## [What you will do]
All of the data needs to come back exactly as written.

===== Data for analysis

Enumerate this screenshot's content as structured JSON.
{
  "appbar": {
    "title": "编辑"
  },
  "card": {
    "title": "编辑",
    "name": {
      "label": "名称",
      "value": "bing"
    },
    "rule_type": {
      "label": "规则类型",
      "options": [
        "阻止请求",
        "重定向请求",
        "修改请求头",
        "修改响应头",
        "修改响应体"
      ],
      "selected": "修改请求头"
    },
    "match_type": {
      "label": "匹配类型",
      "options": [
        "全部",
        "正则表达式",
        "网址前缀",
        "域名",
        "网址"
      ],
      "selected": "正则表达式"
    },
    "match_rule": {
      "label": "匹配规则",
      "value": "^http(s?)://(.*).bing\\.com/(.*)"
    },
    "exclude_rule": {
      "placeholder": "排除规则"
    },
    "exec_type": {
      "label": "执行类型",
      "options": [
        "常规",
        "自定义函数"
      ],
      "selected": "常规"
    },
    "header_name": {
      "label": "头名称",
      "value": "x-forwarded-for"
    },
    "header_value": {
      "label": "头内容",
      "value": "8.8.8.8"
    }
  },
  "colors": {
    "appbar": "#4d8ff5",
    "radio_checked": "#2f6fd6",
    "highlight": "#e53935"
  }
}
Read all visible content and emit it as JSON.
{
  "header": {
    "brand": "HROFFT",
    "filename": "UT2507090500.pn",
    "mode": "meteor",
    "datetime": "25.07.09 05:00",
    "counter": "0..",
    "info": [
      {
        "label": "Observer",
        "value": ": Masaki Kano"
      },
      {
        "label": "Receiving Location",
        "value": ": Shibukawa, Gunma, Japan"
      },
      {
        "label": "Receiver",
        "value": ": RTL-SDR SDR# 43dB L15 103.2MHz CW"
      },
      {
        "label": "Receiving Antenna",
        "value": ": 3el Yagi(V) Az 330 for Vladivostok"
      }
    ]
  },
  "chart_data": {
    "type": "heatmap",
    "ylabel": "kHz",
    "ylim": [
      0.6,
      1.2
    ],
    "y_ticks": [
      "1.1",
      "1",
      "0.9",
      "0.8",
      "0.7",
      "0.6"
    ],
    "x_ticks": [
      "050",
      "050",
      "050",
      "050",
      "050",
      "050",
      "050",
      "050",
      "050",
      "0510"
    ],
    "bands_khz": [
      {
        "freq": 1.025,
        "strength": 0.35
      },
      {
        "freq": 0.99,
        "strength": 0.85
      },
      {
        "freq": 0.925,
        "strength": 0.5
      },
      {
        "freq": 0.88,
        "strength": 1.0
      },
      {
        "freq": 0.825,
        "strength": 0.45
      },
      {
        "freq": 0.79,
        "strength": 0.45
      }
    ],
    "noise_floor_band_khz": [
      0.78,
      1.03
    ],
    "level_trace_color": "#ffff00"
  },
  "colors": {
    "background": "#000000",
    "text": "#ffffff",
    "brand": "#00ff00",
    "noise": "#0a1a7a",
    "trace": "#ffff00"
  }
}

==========

## [Completed exercise]
Enumerate this screenshot's content as structured JSON.
{
  "appbar": {
    "title": "编辑"
  },
  "card": {
    "title": "编辑",
    "name": {
      "label": "名称",
      "value": "bing"
    },
    "rule_type": {
      "label": "规则类型",
      "options": [
        "阻止请求",
        "重定向请求",
        "修改请求头",
        "修改响应头",
        "修改响应体"
      ],
      "selected": "修改请求头"
    },
    "match_type": {
      "label": "匹配类型",
      "options": [
        "全部",
        "正则表达式",
        "网址前缀",
        "域名",
        "网址"
      ],
      "selected": "正则表达式"
    },
    "match_rule": {
      "label": "匹配规则",
      "value": "^http(s?)://(.*).bing\\.com/(.*)"
    },
    "exclude_rule": {
      "placeholder": "排除规则"
    },
    "exec_type": {
      "label": "执行类型",
      "options": [
        "常规",
        "自定义函数"
      ],
      "selected": "常规"
    },
    "header_name": {
      "label": "头名称",
      "value": "x-forwarded-for"
    },
    "header_value": {
      "label": "头内容",
      "value": "8.8.8.8"
    }
  },
  "colors": {
    "appbar": "#4d8ff5",
    "radio_checked": "#2f6fd6",
    "highlight": "#e53935"
  }
}
Read all visible content and emit it as JSON.
{
  "header": {
    "brand": "HROFFT",
    "filename": "UT2507090500.pn",
    "mode": "meteor",
    "datetime": "25.07.09 05:00",
    "counter": "0..",
    "info": [
      {
        "label": "Observer",
        "value": ": Masaki Kano"
      },
      {
        "label": "Receiving Location",
        "value": ": Shibukawa, Gunma, Japan"
      },
      {
        "label": "Receiver",
        "value": ": RTL-SDR SDR# 43dB L15 103.2MHz CW"
      },
      {
        "label": "Receiving Antenna",
        "value": ": 3el Yagi(V) Az 330 for Vladivostok"
      }
    ]
  },
  "chart_data": {
    "type": "heatmap",
    "ylabel": "kHz",
    "ylim": [
      0.6,
      1.2
    ],
    "y_ticks": [
      "1.1",
      "1",
      "0.9",
      "0.8",
      "0.7",
      "0.6"
    ],
    "x_ticks": [
      "050",
      "050",
      "050",
      "050",
      "050",
      "050",
      "050",
      "050",
      "050",
      "0510"
    ],
    "bands_khz": [
      {
        "freq": 1.025,
        "strength": 0.35
      },
      {
        "freq": 0.99,
        "strength": 0.85
      },
      {
        "freq": 0.925,
        "strength": 0.5
      },
      {
        "freq": 0.88,
        "strength": 1.0
      },
      {
        "freq": 0.825,
        "strength": 0.45
      },
      {
        "freq": 0.79,
        "strength": 0.45
      }
    ],
    "noise_floor_band_khz": [
      0.78,
      1.03
    ],
    "level_trace_color": "#ffff00"
  },
  "colors": {
    "background": "#000000",
    "text": "#ffffff",
    "brand": "#00ff00",
    "noise": "#0a1a7a",
    "trace": "#ffff00"
  }
}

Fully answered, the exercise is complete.